What is being asked: Search the entries below for "label". Report each line where it occurs.

+++

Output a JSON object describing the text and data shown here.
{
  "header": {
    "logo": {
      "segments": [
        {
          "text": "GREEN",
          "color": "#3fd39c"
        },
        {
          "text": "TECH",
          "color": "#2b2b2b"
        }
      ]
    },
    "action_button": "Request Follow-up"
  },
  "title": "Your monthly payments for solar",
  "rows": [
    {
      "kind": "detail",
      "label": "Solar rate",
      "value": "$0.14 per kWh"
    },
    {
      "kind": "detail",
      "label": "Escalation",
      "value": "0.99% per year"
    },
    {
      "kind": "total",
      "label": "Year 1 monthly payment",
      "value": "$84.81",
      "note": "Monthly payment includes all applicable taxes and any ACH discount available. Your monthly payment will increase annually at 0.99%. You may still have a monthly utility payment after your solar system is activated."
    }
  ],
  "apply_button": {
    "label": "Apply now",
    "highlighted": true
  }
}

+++

Solution:
      "label": "Solar rate",
      "label": "Escalation",
      "label": "Year 1 monthly payment",
    "label": "Apply now",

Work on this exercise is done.